Unfortunately, DiCaprio is surrounded by too many subpar players. Mulligan gives a strong performance as Daisy, but the rest are hindrances. MaGuires narration is a chore to listen to at best and a deplorable nuisance at worst.
Carraways narration is reduced to a lazy writing technique that creates some cracks in the fourth wall adding nothing to the film itself. It seems Lurhmann and fellow screenwriterCraig Pearcecouldnt figure out how to translate Carraways narration to screen and felt they had to justify its presence.
Other than his narration, MaGuire is capable, but simply stands in the shadow of DiCaprios soaring and tragic performance.
Despite its flaws, Gatsby is a valiant attempt at an adaptation. The excesses and kinetic energy of the 1920s are on full display. Lurhmann can create incredible tension and develop a scene with a quiet hand such as the initial meeting between Gatsby and Daisy, or a brewing argument in a Manhattan penthouse.
However, there is less of that deft technique and more of Lurhmann hammering his vision into your senses, while not successfully concealing the hammer.
We all have the images in our head when reading a novel, especially one as vibrant and timeless asGatsby. Lurhmann gives us his vision, and while it didnt match up to my particular tastes, others may disagree.
Regardless, the film proves thatF. Scott Fitzgeraldsnovel is indeed timeless, and will resonate with anyone. However, Lurhmanns vision seems to stand, like Gatsbys dreams, on a house of cards, ready to tumble, revealing the strings behind the soaring production.

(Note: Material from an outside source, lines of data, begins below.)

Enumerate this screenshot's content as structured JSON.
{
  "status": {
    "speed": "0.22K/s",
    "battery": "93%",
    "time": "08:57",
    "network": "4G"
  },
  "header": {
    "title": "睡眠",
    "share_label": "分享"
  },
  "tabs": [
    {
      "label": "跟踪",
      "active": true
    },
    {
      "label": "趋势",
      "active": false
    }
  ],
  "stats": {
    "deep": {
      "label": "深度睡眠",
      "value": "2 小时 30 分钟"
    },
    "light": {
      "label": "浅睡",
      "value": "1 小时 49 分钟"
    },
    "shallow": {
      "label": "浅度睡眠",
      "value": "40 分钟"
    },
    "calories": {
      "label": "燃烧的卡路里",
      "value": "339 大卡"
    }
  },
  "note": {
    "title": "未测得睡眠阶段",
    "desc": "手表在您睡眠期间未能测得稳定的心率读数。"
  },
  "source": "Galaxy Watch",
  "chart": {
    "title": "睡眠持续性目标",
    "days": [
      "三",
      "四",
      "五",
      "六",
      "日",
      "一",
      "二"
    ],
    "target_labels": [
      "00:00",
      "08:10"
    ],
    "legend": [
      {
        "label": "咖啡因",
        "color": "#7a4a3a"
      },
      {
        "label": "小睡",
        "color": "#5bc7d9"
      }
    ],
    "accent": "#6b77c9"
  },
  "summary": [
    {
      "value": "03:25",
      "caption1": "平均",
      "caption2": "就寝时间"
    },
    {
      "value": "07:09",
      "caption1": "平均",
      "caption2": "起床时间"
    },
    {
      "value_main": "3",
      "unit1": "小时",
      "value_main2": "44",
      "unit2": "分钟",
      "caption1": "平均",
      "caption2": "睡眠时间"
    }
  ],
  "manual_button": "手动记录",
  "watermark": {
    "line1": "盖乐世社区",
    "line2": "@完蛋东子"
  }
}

The strings were all too visible for me to be truly immersed.